Muslims believe that God delivered the Gospel to Jesus, just as he did with Moses and the Old Testament, David and the Psalms, and Mohammed and the Koran.
Shareef Alshannawi's a younger man with a white crocheted skullcap. He's a professional, whose religion plays a large role in his life. Alshannawi has the distinction of having memorized the entire Koran.
He says Muslims believe Mary conceived Jesus through God. It's the same sort of immaculate conception espoused by Christians. But the Koran depicts Jesus as a prophet even from the cradle.
"Jesus is one of the prophets of God. He was sent with the message that there's one God down on earth for all of mankind just like all of the other prophets before him."
"The story of Mary is an interesting story, in that she came back to her clan and wasn't married. That was a very bad thing. It was a test for her and tribulation," says Alshannawi. "After she bore Jesus, God allowed Jesus, peace be upon him, to speak in his infancy. When people started pointing fingers at her (Mary), he said, 'I am the servant of God,' and that was a sign for people of the truthfulness of what she was saying."
Alshannawi says despite the many similarities between Islam and Christianity there are also some profound differences. Muslims do not believe that Jesus is the son of God. Instead the Koran says Jesus was a messenger of God. Alshannawi says to a Muslim the early followers of Jesus were their ancestors.
"We don't consider them as Christians as necessarily followers of Christ. But in the grand scheme of things they are Muslims or people who submitted to the orders of God and followed the prophet during the time that God sent him," he explains.
The religions see the birth and death of Jesus differently too. The Christmas season and December 25th hold no particular meaning for Muslims. Alshannawi says Muslims don't celebrate the birth of any of their prophets and he says there's disagreement about when Jesus was actually born. In addition, Muslims don't believe Jesus died on the cross. But they do think he will come again.

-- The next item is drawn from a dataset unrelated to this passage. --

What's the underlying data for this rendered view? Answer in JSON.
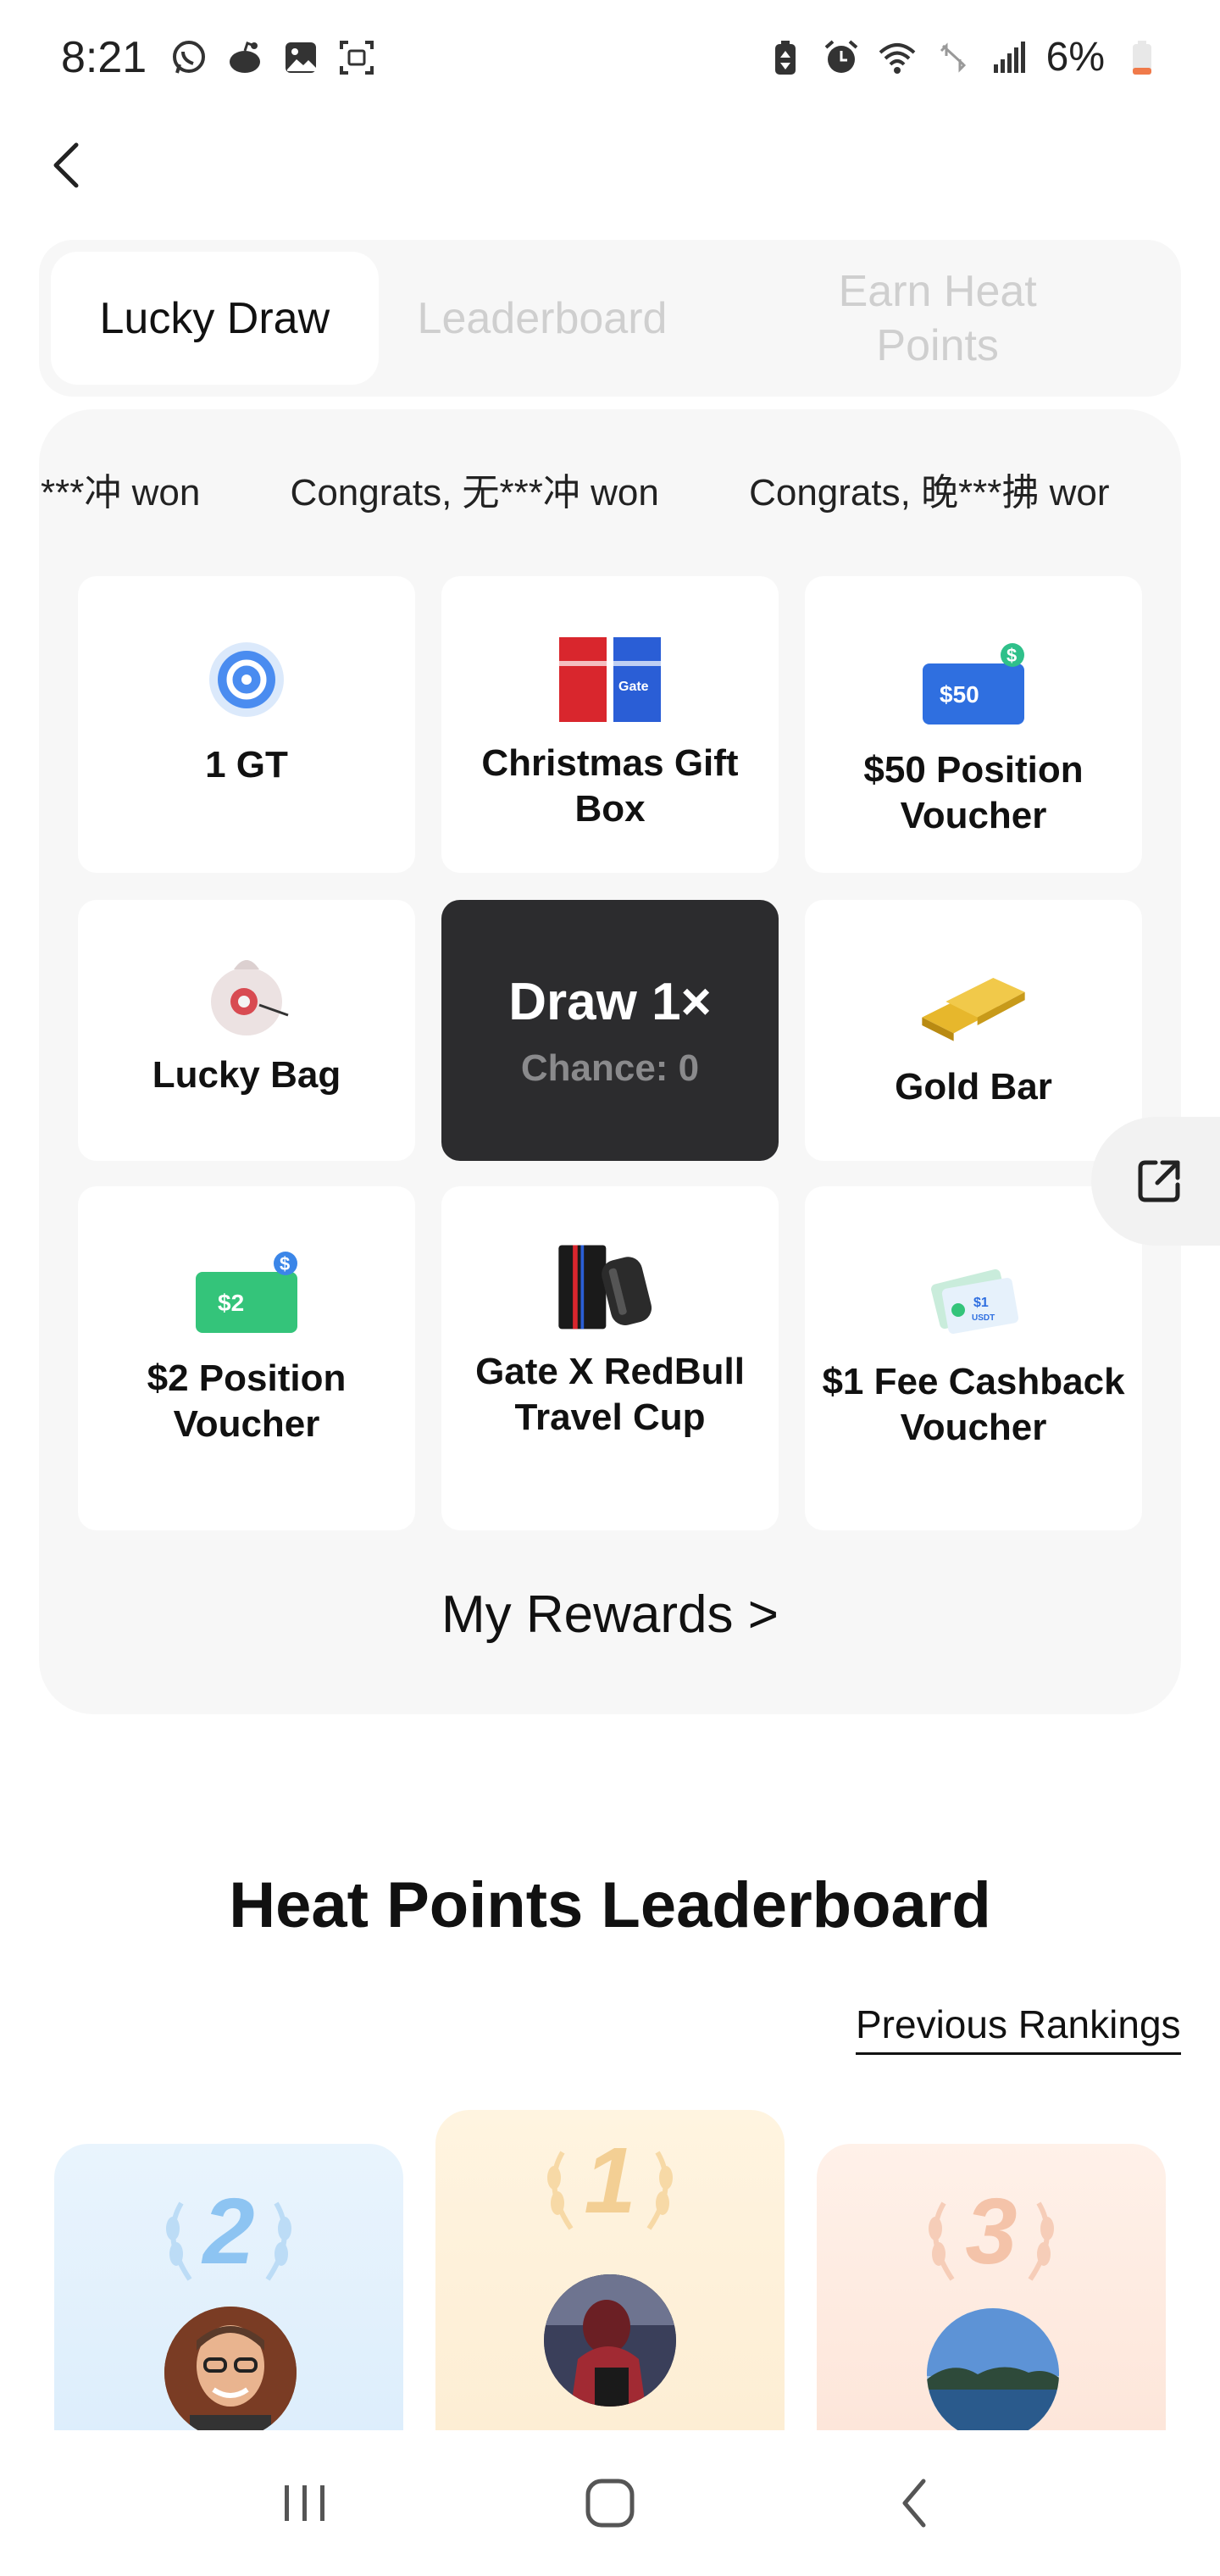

Alshannawi says it might help people of all faiths to understand what their beliefs have in common. And he says he wishes Christians well, as they celebrate one their holiest holidays.